Task statement: Pull every line with "cart" from the entries below.

--- The input Enclosed Below ---

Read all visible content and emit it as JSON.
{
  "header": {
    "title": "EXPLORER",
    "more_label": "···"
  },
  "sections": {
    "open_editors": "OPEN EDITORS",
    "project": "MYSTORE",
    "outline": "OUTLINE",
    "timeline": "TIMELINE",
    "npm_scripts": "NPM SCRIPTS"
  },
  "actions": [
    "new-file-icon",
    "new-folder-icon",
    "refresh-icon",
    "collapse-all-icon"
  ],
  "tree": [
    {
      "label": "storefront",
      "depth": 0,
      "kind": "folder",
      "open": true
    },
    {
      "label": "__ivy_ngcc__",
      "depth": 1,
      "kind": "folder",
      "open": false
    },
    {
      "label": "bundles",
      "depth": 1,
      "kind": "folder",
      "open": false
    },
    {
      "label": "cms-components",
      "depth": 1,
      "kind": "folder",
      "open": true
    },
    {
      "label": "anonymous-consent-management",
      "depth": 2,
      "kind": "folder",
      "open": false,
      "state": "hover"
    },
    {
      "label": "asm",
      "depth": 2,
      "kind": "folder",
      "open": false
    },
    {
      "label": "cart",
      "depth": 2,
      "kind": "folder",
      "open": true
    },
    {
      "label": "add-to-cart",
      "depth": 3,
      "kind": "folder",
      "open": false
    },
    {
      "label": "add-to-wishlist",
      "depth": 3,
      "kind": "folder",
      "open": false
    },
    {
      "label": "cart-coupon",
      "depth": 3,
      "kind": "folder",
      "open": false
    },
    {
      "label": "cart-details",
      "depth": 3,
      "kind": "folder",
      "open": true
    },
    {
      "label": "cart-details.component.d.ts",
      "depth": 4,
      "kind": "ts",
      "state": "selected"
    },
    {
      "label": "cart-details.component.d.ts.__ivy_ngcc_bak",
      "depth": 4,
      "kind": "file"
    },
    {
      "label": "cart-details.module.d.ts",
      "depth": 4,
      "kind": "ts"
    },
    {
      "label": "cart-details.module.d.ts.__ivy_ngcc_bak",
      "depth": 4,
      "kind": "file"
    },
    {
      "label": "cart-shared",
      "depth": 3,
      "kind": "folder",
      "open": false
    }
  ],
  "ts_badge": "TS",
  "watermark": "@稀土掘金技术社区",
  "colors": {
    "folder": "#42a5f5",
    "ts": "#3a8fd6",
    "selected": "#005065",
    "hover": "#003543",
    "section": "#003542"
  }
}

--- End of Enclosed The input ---

Solution to this exercise:
      "label": "cart",
      "label": "add-to-cart",
      "label": "cart-coupon",
      "label": "cart-details",
      "label": "cart-details.component.d.ts",
      "label": "cart-details.component.d.ts.__ivy_ngcc_bak",
      "label": "cart-details.module.d.ts",
      "label": "cart-details.module.d.ts.__ivy_ngcc_bak",
      "label": "cart-shared",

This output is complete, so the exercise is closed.